Two months before the 22nd Winter Olympics commenced in Sochi in Russia, dozens of shamans from the Altai Republic were procured by the Olympic organising committee to perform a ceremony to ensure an adequate supply of snow.
In case prayer didn’t work, there were 550 artificial snow machines that added bacteria that enables water to freeze at a lower temperature to water drawn from two man-made lakes. And then there were 25.85 million cubic feet of snow in refrigerated reservoirs. During the opening ceremony, it appeared that prayer had been answered, but there was no snow since. Temperatures were never less than 40°F and were 60°F on six days. Never was the temperature below freezing. Some people were seen sunbathing.
Sochi should surpass Vancouver in 2010, when snow had to be helicoptered in, and make for the warmest Winter Olympics ever. By the middle of this century, former Olympic venues such as Oslo in Norway, Chamonix in France and Sochi will be too warm to host the Winter Olympics.
Daniel Scott, an associate professor of Global Change and Tourism at Canada’s University of Waterloo, has studied the interaction of recreation and the environment for decades. He made clear that weather management techniques were reaching their limits.

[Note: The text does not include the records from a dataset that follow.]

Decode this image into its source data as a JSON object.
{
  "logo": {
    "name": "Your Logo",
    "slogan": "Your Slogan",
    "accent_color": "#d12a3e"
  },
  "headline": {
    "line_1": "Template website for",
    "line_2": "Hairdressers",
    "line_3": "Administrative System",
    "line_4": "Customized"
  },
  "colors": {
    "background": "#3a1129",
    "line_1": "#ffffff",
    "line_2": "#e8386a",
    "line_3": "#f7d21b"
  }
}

He led a team that utilised data supplied by the Intergovernmental Panel on Climate Change and the World Meteorological Organisation in addition to national weather agencies. The team found that while all 19 past host cities are currently considered climate-reliable, that number will be reduced by half by the middle of this century and could be as few as six by the end of the century: Albertville in France, Calgary in Canada, Cortina d’Ampezzo in Italy, St Moritz in Switzerland, Salt Lake City in Utah and Sapporo in Japan.
Robert Steiger, a geographer for Management Centre Innsbruck, bemoaned the difficulty of finding a city to host the Winter Olympics. Innsbruck played host in 1964 and 1976, but could no longer deal with all the people who attend what is now a mega event and require infrastructure and means of travel. Hence the games can’t be set in some far-flung location that still has snow, ruling out Greenland for one.
Athletes are now starting to be concerned for the future of their sports. 105 Olympians partnered with the pressure group, Protect Our Winters, to release a statement calling on governments to “Recognize climate change by reducing emissions, embracing clean energy and preparing a commitment to a global agreement at the UN Framework Convention on Climate Change in Paris 2015.” In April 2013, 75 Olympic medal-winners in snowboarding and skiing wrote to President Obama, imploring him to take firmer action against climate change, summarising their case as “Without a doubt, winter is in trouble.”
Kyle Tress, a US skeleton racer, regards climate change as a threat to the very existence of his chosen sport. He fears that rising temperatures will increase the cost of building and maintaining venues to the extent that sliding sports will be removed from the Olympic programme. Worse still, as Management Centre Innsbruck’s Robert Steiger pointed out, if people 50 years hence are unused to snow, winter games may not even be interesting.
Timothy Chilman used to work in IT. Once, in Sydney, he was turned down for a job because he was “too flamboyant” (“Someone who wears green tartan suspenders to a job interview probably isn’t going to fit in here”). Timothy then became an English teacher. University students in Bangkok complained that he was “too enthusiastic” and company students in Prague complained that he was “too theatrical.”